Countering that point, SPDSA members said local families are already paying to travel outside of the community as well as rent facilities in other communities, so they’re comfortable with spending an extra $40 a year, which would be the equivalent of the two per cent increase.
Ward 3 Coun. Lorne Harvey hinted at the idea of shifting the project back to 2024, as he said he doesn’t support moving it out to 2028.
“To me, this is important,” Harvey said, adding the long travel times resonated with him, especially reflecting on the number of local families commuting during the winter on icy roads.
Recalling the support at the doors during the last campaign, Ward 2 Coun. Dave Anderson agreed that a staged approach would be better than nothing.
“I don’t accept that we’ll push this out another five years,” he said. “The good, better, best is a great option… We should be able to get something up and running and start from there.”
Indoor field house would support more than 20 user groups
The soccer representatives were joined by members from local baseball, minor football, and pickle ball, all of whom could utilize the indoor field house.
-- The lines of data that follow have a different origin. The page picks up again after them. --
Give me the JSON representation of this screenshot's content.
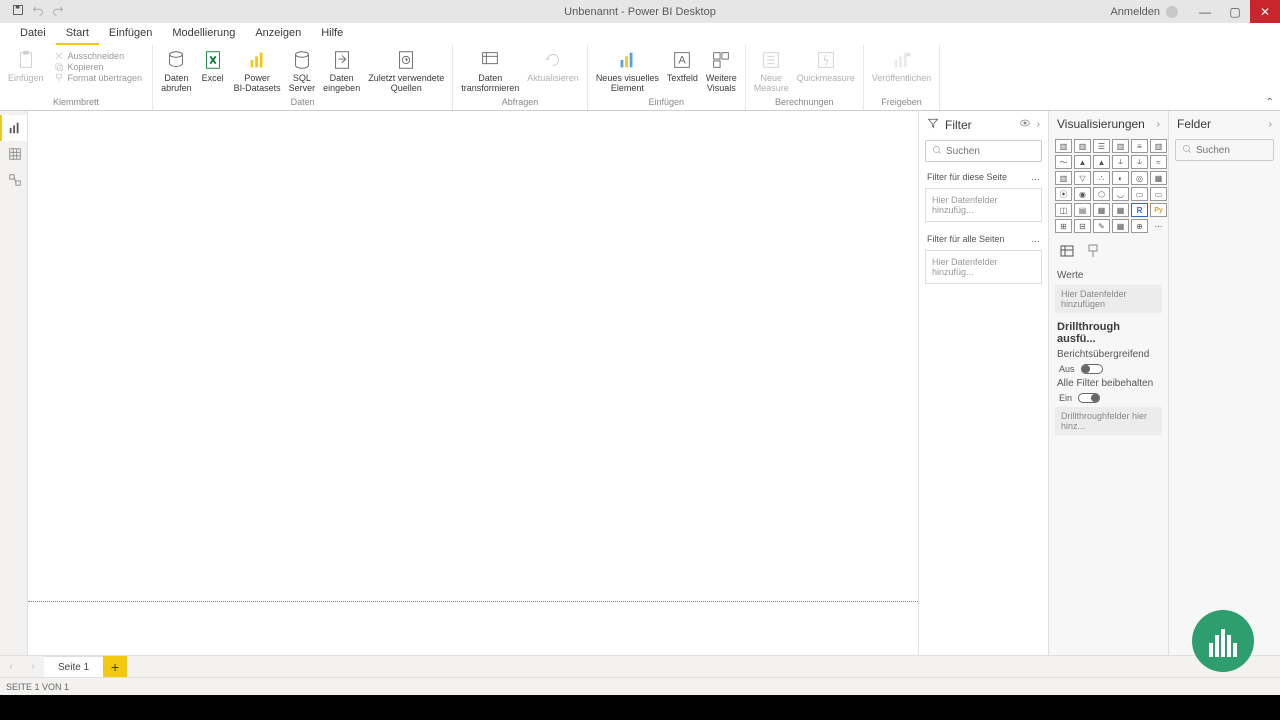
{
  "titlebar": {
    "title": "Unbenannt - Power BI Desktop",
    "signin": "Anmelden"
  },
  "tabs": [
    "Datei",
    "Start",
    "Einfügen",
    "Modellierung",
    "Anzeigen",
    "Hilfe"
  ],
  "activeTab": 1,
  "ribbon": {
    "clipboard": {
      "paste": "Einfügen",
      "cut": "Ausschneiden",
      "copy": "Kopieren",
      "formatPainter": "Format übertragen",
      "groupLabel": "Klemmbrett"
    },
    "data": {
      "getData": "Daten\nabrufen",
      "excel": "Excel",
      "pbiDatasets": "Power\nBI-Datasets",
      "sqlServer": "SQL\nServer",
      "enterData": "Daten\neingeben",
      "recentSources": "Zuletzt verwendete\nQuellen",
      "groupLabel": "Daten"
    },
    "queries": {
      "transform": "Daten\ntransformieren",
      "refresh": "Aktualisieren",
      "groupLabel": "Abfragen"
    },
    "insert": {
      "newVisual": "Neues visuelles\nElement",
      "textBox": "Textfeld",
      "moreVisuals": "Weitere\nVisuals",
      "groupLabel": "Einfügen"
    },
    "calc": {
      "newMeasure": "Neue\nMeasure",
      "quickMeasure": "Quickmeasure",
      "groupLabel": "Berechnungen"
    },
    "share": {
      "publish": "Veröffentlichen",
      "groupLabel": "Freigeben"
    }
  },
  "filter": {
    "title": "Filter",
    "searchPlaceholder": "Suchen",
    "thisPage": "Filter für diese Seite",
    "allPages": "Filter für alle Seiten",
    "addFields": "Hier Datenfelder hinzufüg..."
  },
  "viz": {
    "title": "Visualisierungen",
    "values": "Werte",
    "addFields": "Hier Datenfelder hinzufügen",
    "drillTitle": "Drillthrough ausfü...",
    "crossReport": "Berichtsübergreifend",
    "crossReportState": "Aus",
    "keepFilters": "Alle Filter beibehalten",
    "keepFiltersState": "Ein",
    "drillAdd": "Drillthroughfelder hier hinz..."
  },
  "fields": {
    "title": "Felder",
    "searchPlaceholder": "Suchen"
  },
  "pagetabs": {
    "page1": "Seite 1"
  },
  "statusbar": "SEITE 1 VON 1"
}
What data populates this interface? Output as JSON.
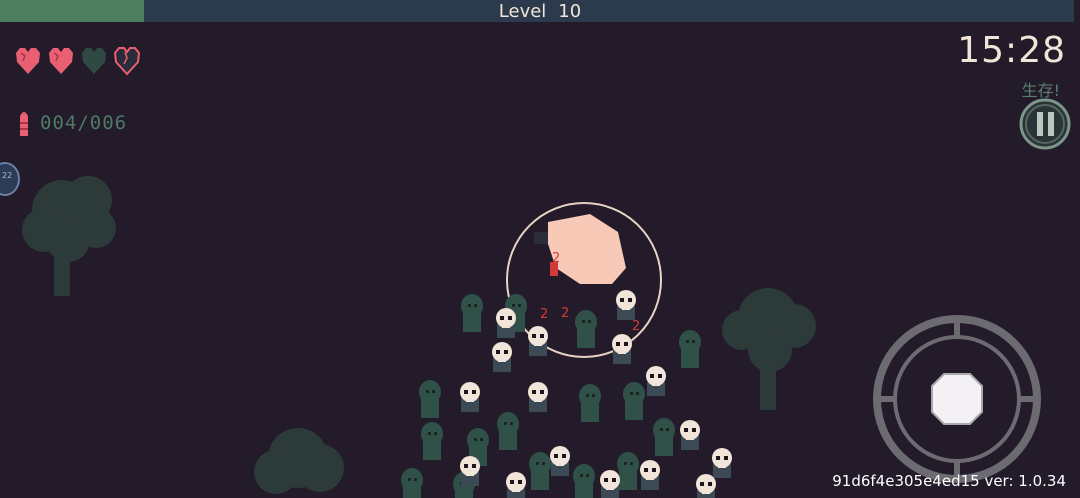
{
  "hud": {
    "level_label": "Level",
    "level_value": "10",
    "xp_fraction": 0.134,
    "hearts": [
      "filled",
      "filled",
      "empty",
      "outline-cracked"
    ],
    "ammo": "004/006",
    "timer": "15:28",
    "objective": "生存!",
    "version": "91d6f4e305e4ed15 ver: 1.0.34"
  },
  "colors": {
    "background": "#231a2a",
    "xp_bar": "#2b3a4c",
    "xp_fill": "#4e7f5e",
    "heart": "#e86072",
    "ammo_text": "#4e7a66",
    "enemy_body": "#2f5148",
    "skull": "#f1e4d8",
    "damage_number": "#d23a3a"
  },
  "damage_numbers": [
    "2",
    "2",
    "2",
    "2"
  ],
  "icons": [
    "heart-icon",
    "bullet-icon",
    "pause-icon",
    "crosshair-joystick-icon",
    "skill-badge-icon"
  ]
}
More than 20 user groups have been identified to use the facility, and some of those could include bocce, volleyball, basketball, field hockey, gymnastic, softball, baseball, rugby, fitness classes, running, and ultimate frisbee — which represents more than 10,000 registrants within the county.
“These programs are suffering from limited facilities and there’s a negative impact on our healthy lifestyles of our youth and the pride in our community. As a community, we believe that we are failing our citizens by not providing the adequate facilities that they desperately need,” Friesen added.
Mayor Rod Frank was interested in getting more information about the possibility of more private sector support, and said the demand is only based on a question of financial stability.
“This isn’t a question of if but when,” the mayor said, confirming his support for the indoor field house.
In the most recent iteration of the Recreation Strategy, an indoor field house was highlighted as as top priority for the community’s next facility.
As of Friday, Nov. 17, there were no cuts or additions proposed for Budget 2024. The Capital Budget, along with community partners such as the Strathcona County Library and the Heartland Housing Foundation, was presented on Wednesday, Nov. 22, past press deadline. Members of the public, both residents and businesses, also had a chance to speak with council about Budget 2024 during a public hearing on Wednesday evening.
Budget deliberations will continue on Nov. 27 and 29 and Dec. 4.